▸ What to work on
Please return every line of the records that contains the word "mumbai".

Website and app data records
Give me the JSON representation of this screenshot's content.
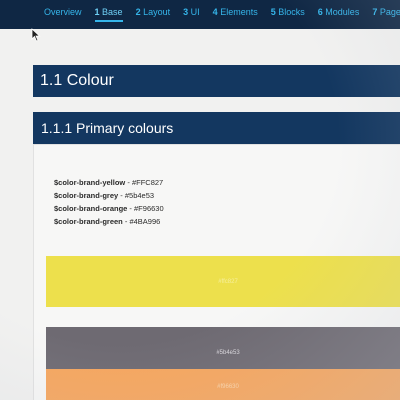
{
  "nav": {
    "tabs": [
      {
        "num": "",
        "label": "Overview"
      },
      {
        "num": "1",
        "label": "Base"
      },
      {
        "num": "2",
        "label": "Layout"
      },
      {
        "num": "3",
        "label": "UI"
      },
      {
        "num": "4",
        "label": "Elements"
      },
      {
        "num": "5",
        "label": "Blocks"
      },
      {
        "num": "6",
        "label": "Modules"
      },
      {
        "num": "7",
        "label": "Page"
      }
    ],
    "active_index": 1,
    "accent_color": "#35b5ea",
    "background_color": "#0f2744"
  },
  "section": {
    "title": "1.1 Colour",
    "subsection_title": "1.1.1 Primary colours"
  },
  "variables": [
    {
      "name": "$color-brand-yellow",
      "sep": " - ",
      "value": "#FFC827"
    },
    {
      "name": "$color-brand-grey",
      "sep": " - ",
      "value": "#5b4e53"
    },
    {
      "name": "$color-brand-orange",
      "sep": " - ",
      "value": "#F96630"
    },
    {
      "name": "$color-brand-green",
      "sep": " - ",
      "value": "#4BA996"
    }
  ],
  "swatches": [
    {
      "label": "#ffc827",
      "color": "#ede04c"
    },
    {
      "label": "#5b4e53",
      "color": "#6e6a72"
    },
    {
      "label": "#f96630",
      "color": "#f6a65e"
    }
  ]
}
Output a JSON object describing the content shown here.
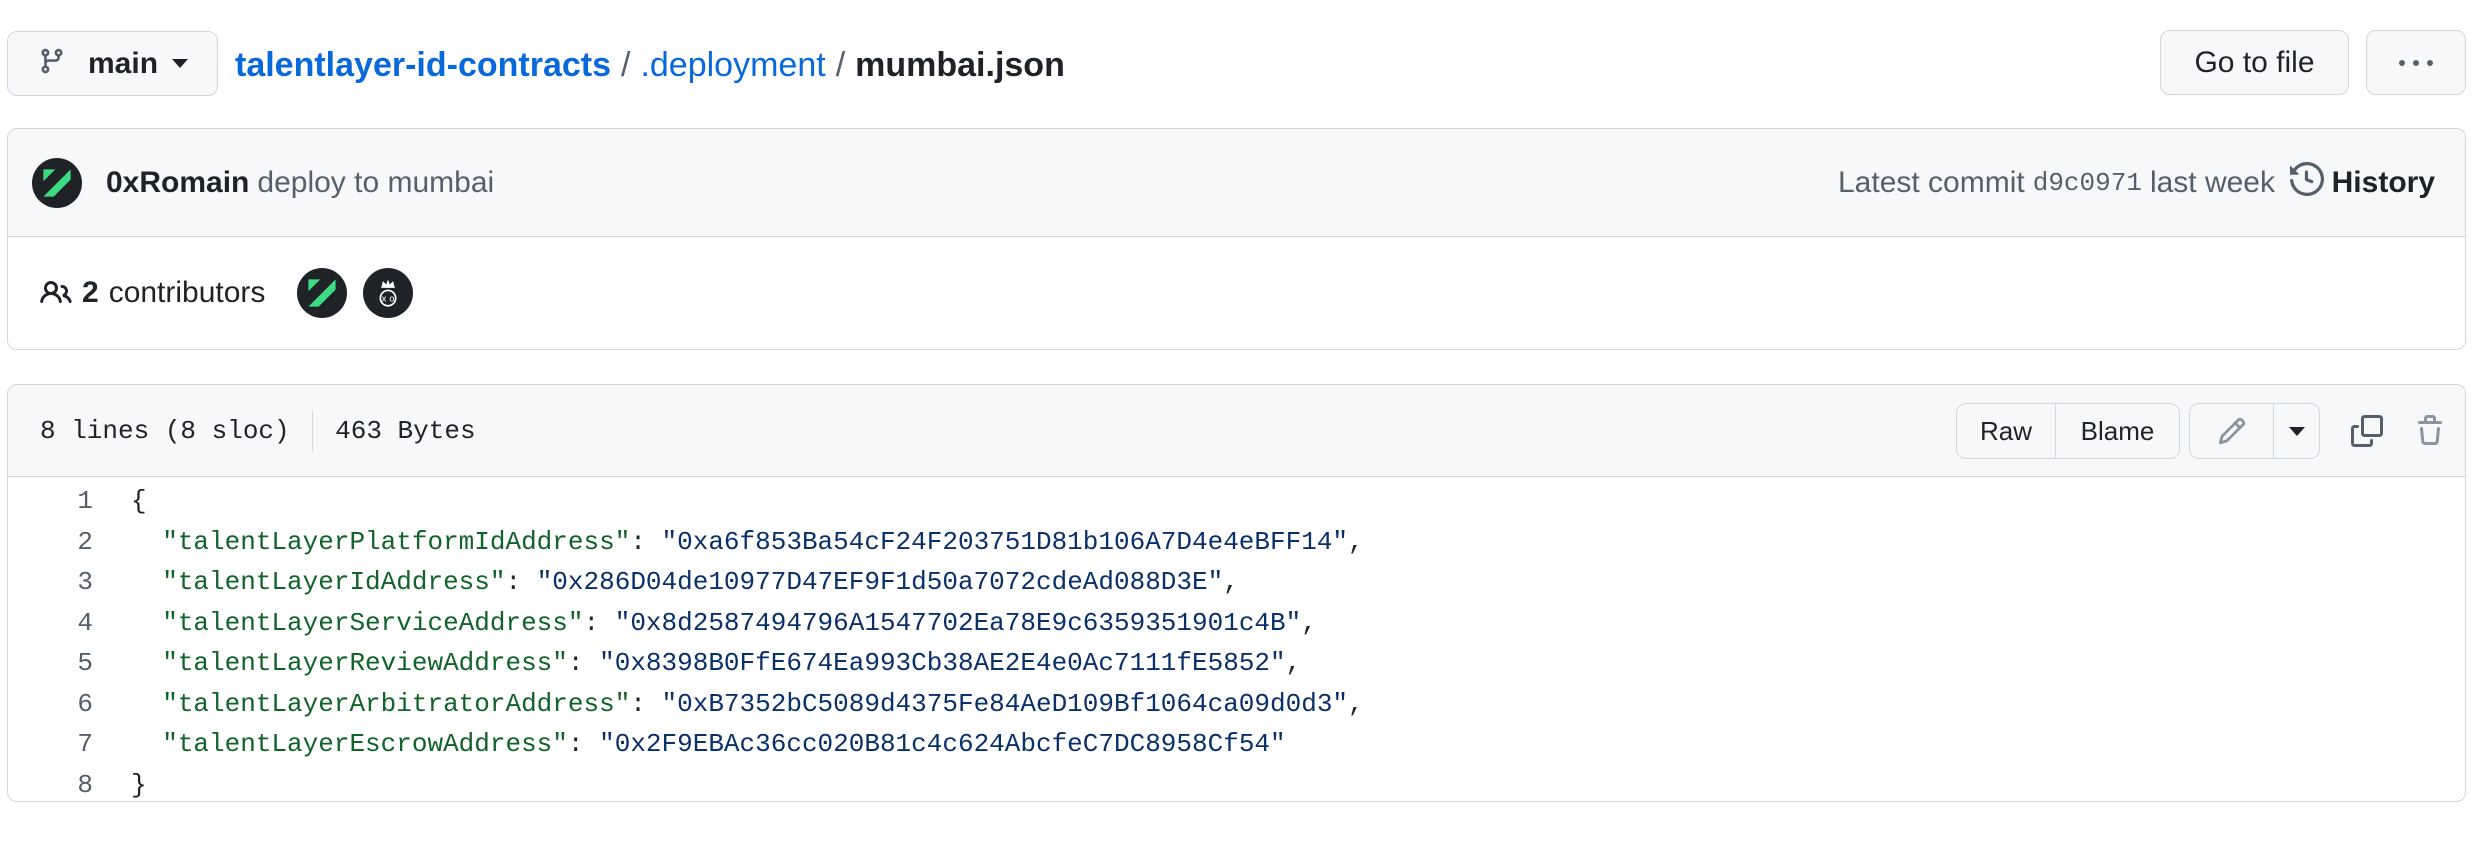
{
  "header": {
    "branch": "main",
    "breadcrumb": {
      "repo": "talentlayer-id-contracts",
      "sep1": "/",
      "folder": ".deployment",
      "sep2": "/",
      "file": "mumbai.json"
    },
    "go_to_file_label": "Go to file",
    "more_icon": "kebab-horizontal-icon"
  },
  "commit": {
    "author": "0xRomain",
    "message": "deploy to mumbai",
    "latest_label": "Latest commit",
    "sha": "d9c0971",
    "time": "last week",
    "history_label": "History"
  },
  "contributors": {
    "count": "2",
    "label": "contributors"
  },
  "file": {
    "lines_info": "8 lines (8 sloc)",
    "size": "463 Bytes",
    "raw_label": "Raw",
    "blame_label": "Blame",
    "lines": [
      {
        "num": "1",
        "open": "{"
      },
      {
        "num": "2",
        "key": "\"talentLayerPlatformIdAddress\"",
        "colon": ": ",
        "value": "\"0xa6f853Ba54cF24F203751D81b106A7D4e4eBFF14\"",
        "comma": ","
      },
      {
        "num": "3",
        "key": "\"talentLayerIdAddress\"",
        "colon": ": ",
        "value": "\"0x286D04de10977D47EF9F1d50a7072cdeAd088D3E\"",
        "comma": ","
      },
      {
        "num": "4",
        "key": "\"talentLayerServiceAddress\"",
        "colon": ": ",
        "value": "\"0x8d2587494796A1547702Ea78E9c6359351901c4B\"",
        "comma": ","
      },
      {
        "num": "5",
        "key": "\"talentLayerReviewAddress\"",
        "colon": ": ",
        "value": "\"0x8398B0FfE674Ea993Cb38AE2E4e0Ac7111fE5852\"",
        "comma": ","
      },
      {
        "num": "6",
        "key": "\"talentLayerArbitratorAddress\"",
        "colon": ": ",
        "value": "\"0xB7352bC5089d4375Fe84AeD109Bf1064ca09d0d3\"",
        "comma": ","
      },
      {
        "num": "7",
        "key": "\"talentLayerEscrowAddress\"",
        "colon": ": ",
        "value": "\"0x2F9EBAc36cc020B81c4c624AbcfeC7DC8958Cf54\"",
        "comma": ""
      },
      {
        "num": "8",
        "close": "}"
      }
    ]
  },
  "colors": {
    "link": "#0969da",
    "json_key": "#116329",
    "json_string": "#0a3069",
    "border": "#d0d7de",
    "header_bg": "#f6f8fa"
  }
}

▸ Task output
      "file": "mumbai.json"
    "message": "deploy to mumbai",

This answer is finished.